(EXERCISE DIRECTIONS): Type each record below again, with the same words.

Collection entries
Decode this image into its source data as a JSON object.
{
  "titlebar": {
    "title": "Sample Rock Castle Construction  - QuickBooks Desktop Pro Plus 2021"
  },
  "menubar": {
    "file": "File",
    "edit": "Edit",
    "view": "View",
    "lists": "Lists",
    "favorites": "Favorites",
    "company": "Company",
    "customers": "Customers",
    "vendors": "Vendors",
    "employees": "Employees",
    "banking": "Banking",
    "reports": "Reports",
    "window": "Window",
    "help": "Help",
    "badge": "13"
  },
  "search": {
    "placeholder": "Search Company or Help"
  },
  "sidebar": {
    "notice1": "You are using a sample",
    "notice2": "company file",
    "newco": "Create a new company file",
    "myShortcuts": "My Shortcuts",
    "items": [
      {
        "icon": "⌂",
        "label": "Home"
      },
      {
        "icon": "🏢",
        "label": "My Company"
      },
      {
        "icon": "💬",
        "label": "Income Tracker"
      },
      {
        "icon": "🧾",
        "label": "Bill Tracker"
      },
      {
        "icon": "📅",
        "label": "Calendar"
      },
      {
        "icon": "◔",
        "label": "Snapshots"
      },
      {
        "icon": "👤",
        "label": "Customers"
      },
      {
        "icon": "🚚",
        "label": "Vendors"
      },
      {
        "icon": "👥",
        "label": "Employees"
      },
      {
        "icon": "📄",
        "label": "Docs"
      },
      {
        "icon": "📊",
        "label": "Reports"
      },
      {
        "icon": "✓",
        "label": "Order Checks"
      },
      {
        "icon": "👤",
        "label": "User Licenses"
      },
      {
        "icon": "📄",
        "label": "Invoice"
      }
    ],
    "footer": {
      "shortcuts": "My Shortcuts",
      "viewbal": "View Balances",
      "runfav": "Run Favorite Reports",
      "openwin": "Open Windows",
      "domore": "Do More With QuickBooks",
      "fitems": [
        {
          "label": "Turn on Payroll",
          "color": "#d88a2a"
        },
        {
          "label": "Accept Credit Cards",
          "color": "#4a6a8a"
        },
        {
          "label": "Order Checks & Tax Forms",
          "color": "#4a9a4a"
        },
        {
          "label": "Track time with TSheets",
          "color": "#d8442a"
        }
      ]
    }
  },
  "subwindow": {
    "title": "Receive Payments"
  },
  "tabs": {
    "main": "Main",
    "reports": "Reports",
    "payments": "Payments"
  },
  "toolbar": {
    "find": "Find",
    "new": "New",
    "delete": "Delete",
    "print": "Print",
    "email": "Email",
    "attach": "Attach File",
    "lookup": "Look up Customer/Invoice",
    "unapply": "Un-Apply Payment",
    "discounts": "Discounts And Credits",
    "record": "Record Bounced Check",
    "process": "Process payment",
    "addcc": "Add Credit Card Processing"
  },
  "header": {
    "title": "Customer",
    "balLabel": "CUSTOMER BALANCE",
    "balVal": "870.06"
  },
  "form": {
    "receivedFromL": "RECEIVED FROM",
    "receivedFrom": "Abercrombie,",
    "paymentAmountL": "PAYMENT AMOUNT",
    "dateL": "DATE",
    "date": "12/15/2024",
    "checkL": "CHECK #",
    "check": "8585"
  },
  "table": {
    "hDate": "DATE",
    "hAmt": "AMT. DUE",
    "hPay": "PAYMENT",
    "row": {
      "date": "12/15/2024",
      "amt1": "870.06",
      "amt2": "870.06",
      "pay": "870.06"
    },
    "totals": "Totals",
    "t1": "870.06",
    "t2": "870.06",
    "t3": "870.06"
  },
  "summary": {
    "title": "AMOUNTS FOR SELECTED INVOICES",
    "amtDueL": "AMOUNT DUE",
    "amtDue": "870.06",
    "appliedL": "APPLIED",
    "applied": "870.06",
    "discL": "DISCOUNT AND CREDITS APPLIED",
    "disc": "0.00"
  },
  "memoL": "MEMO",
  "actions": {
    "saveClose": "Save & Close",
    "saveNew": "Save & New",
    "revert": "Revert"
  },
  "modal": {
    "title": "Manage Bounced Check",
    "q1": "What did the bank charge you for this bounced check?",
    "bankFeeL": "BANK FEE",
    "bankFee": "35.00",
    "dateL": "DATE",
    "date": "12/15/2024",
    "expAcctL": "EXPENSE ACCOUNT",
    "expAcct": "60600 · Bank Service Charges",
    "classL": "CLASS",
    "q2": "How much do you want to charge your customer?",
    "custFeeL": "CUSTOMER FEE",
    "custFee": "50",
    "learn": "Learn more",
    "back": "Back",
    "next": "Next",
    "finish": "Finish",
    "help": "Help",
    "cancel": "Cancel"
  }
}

(TASK RESULT):
Decode this image into its source data as a JSON object.
{
  "titlebar": {
    "title": "Sample Rock Castle Construction  - QuickBooks Desktop Pro Plus 2021"
  },
  "menubar": {
    "file": "File",
    "edit": "Edit",
    "view": "View",
    "lists": "Lists",
    "favorites": "Favorites",
    "company": "Company",
    "customers": "Customers",
    "vendors": "Vendors",
    "employees": "Employees",
    "banking": "Banking",
    "reports": "Reports",
    "window": "Window",
    "help": "Help",
    "badge": "13"
  },
  "search": {
    "placeholder": "Search Company or Help"
  },
  "sidebar": {
    "notice1": "You are using a sample",
    "notice2": "company file",
    "newco": "Create a new company file",
    "myShortcuts": "My Shortcuts",
    "items": [
      {
        "icon": "⌂",
        "label": "Home"
      },
      {
        "icon": "🏢",
        "label": "My Company"
      },
      {
        "icon": "💬",
        "label": "Income Tracker"
      },
      {
        "icon": "🧾",
        "label": "Bill Tracker"
      },
      {
        "icon": "📅",
        "label": "Calendar"
      },
      {
        "icon": "◔",
        "label": "Snapshots"
      },
      {
        "icon": "👤",
        "label": "Customers"
      },
      {
        "icon": "🚚",
        "label": "Vendors"
      },
      {
        "icon": "👥",
        "label": "Employees"
      },
      {
        "icon": "📄",
        "label": "Docs"
      },
      {
        "icon": "📊",
        "label": "Reports"
      },
      {
        "icon": "✓",
        "label": "Order Checks"
      },
      {
        "icon": "👤",
        "label": "User Licenses"
      },
      {
        "icon": "📄",
        "label": "Invoice"
      }
    ],
    "footer": {
      "shortcuts": "My Shortcuts",
      "viewbal": "View Balances",
      "runfav": "Run Favorite Reports",
      "openwin": "Open Windows",
      "domore": "Do More With QuickBooks",
      "fitems": [
        {
          "label": "Turn on Payroll",
          "color": "#d88a2a"
        },
        {
          "label": "Accept Credit Cards",
          "color": "#4a6a8a"
        },
        {
          "label": "Order Checks & Tax Forms",
          "color": "#4a9a4a"
        },
        {
          "label": "Track time with TSheets",
          "color": "#d8442a"
        }
      ]
    }
  },
  "subwindow": {
    "title": "Receive Payments"
  },
  "tabs": {
    "main": "Main",
    "reports": "Reports",
    "payments": "Payments"
  },
  "toolbar": {
    "find": "Find",
    "new": "New",
    "delete": "Delete",
    "print": "Print",
    "email": "Email",
    "attach": "Attach File",
    "lookup": "Look up Customer/Invoice",
    "unapply": "Un-Apply Payment",
    "discounts": "Discounts And Credits",
    "record": "Record Bounced Check",
    "process": "Process payment",
    "addcc": "Add Credit Card Processing"
  },
  "header": {
    "title": "Customer",
    "balLabel": "CUSTOMER BALANCE",
    "balVal": "870.06"
  },
  "form": {
    "receivedFromL": "RECEIVED FROM",
    "receivedFrom": "Abercrombie,",
    "paymentAmountL": "PAYMENT AMOUNT",
    "dateL": "DATE",
    "date": "12/15/2024",
    "checkL": "CHECK #",
    "check": "8585"
  },
  "table": {
    "hDate": "DATE",
    "hAmt": "AMT. DUE",
    "hPay": "PAYMENT",
    "row": {
      "date": "12/15/2024",
      "amt1": "870.06",
      "amt2": "870.06",
      "pay": "870.06"
    },
    "totals": "Totals",
    "t1": "870.06",
    "t2": "870.06",
    "t3": "870.06"
  },
  "summary": {
    "title": "AMOUNTS FOR SELECTED INVOICES",
    "amtDueL": "AMOUNT DUE",
    "amtDue": "870.06",
    "appliedL": "APPLIED",
    "applied": "870.06",
    "discL": "DISCOUNT AND CREDITS APPLIED",
    "disc": "0.00"
  },
  "memoL": "MEMO",
  "actions": {
    "saveClose": "Save & Close",
    "saveNew": "Save & New",
    "revert": "Revert"
  },
  "modal": {
    "title": "Manage Bounced Check",
    "q1": "What did the bank charge you for this bounced check?",
    "bankFeeL": "BANK FEE",
    "bankFee": "35.00",
    "dateL": "DATE",
    "date": "12/15/2024",
    "expAcctL": "EXPENSE ACCOUNT",
    "expAcct": "60600 · Bank Service Charges",
    "classL": "CLASS",
    "q2": "How much do you want to charge your customer?",
    "custFeeL": "CUSTOMER FEE",
    "custFee": "50",
    "learn": "Learn more",
    "back": "Back",
    "next": "Next",
    "finish": "Finish",
    "help": "Help",
    "cancel": "Cancel"
  }
}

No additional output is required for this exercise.